# WHAT THE TASK REQUIRES:
Print all of the data below exactly as it appears, leaving out every image.

______________________________

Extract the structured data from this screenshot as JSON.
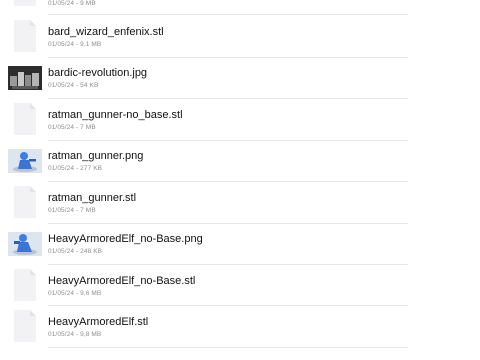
{
  "files": [
    {
      "name": "",
      "meta": "01/05/24 - 9 MB",
      "thumb": "document-icon"
    },
    {
      "name": "bard_wizard_enfenix.stl",
      "meta": "01/05/24 - 9,1 MB",
      "thumb": "document-icon"
    },
    {
      "name": "bardic-revolution.jpg",
      "meta": "01/05/24 - 54 KB",
      "thumb": "dark-image-thumbnail"
    },
    {
      "name": "ratman_gunner-no_base.stl",
      "meta": "01/05/24 - 7 MB",
      "thumb": "document-icon"
    },
    {
      "name": "ratman_gunner.png",
      "meta": "01/05/24 - 277 KB",
      "thumb": "blue-figure-thumbnail"
    },
    {
      "name": "ratman_gunner.stl",
      "meta": "01/05/24 - 7 MB",
      "thumb": "document-icon"
    },
    {
      "name": "HeavyArmoredElf_no-Base.png",
      "meta": "01/05/24 - 248 KB",
      "thumb": "blue-figure-thumbnail"
    },
    {
      "name": "HeavyArmoredElf_no-Base.stl",
      "meta": "01/05/24 - 9,6 MB",
      "thumb": "document-icon"
    },
    {
      "name": "HeavyArmoredElf.stl",
      "meta": "01/05/24 - 9,8 MB",
      "thumb": "document-icon"
    }
  ],
  "colors": {
    "separator": "#e6e6e8",
    "meta_text": "#8e8e93",
    "doc_fill": "#f2f2f4",
    "blue_figure": "#3f7ee0"
  }
}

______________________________

# OUTPUT FOR THIS TASK:
Extract the structured data from this screenshot as JSON.
{
  "files": [
    {
      "name": "",
      "meta": "01/05/24 - 9 MB",
      "thumb": "document-icon"
    },
    {
      "name": "bard_wizard_enfenix.stl",
      "meta": "01/05/24 - 9,1 MB",
      "thumb": "document-icon"
    },
    {
      "name": "bardic-revolution.jpg",
      "meta": "01/05/24 - 54 KB",
      "thumb": "dark-image-thumbnail"
    },
    {
      "name": "ratman_gunner-no_base.stl",
      "meta": "01/05/24 - 7 MB",
      "thumb": "document-icon"
    },
    {
      "name": "ratman_gunner.png",
      "meta": "01/05/24 - 277 KB",
      "thumb": "blue-figure-thumbnail"
    },
    {
      "name": "ratman_gunner.stl",
      "meta": "01/05/24 - 7 MB",
      "thumb": "document-icon"
    },
    {
      "name": "HeavyArmoredElf_no-Base.png",
      "meta": "01/05/24 - 248 KB",
      "thumb": "blue-figure-thumbnail"
    },
    {
      "name": "HeavyArmoredElf_no-Base.stl",
      "meta": "01/05/24 - 9,6 MB",
      "thumb": "document-icon"
    },
    {
      "name": "HeavyArmoredElf.stl",
      "meta": "01/05/24 - 9,8 MB",
      "thumb": "document-icon"
    }
  ],
  "colors": {
    "separator": "#e6e6e8",
    "meta_text": "#8e8e93",
    "doc_fill": "#f2f2f4",
    "blue_figure": "#3f7ee0"
  }
}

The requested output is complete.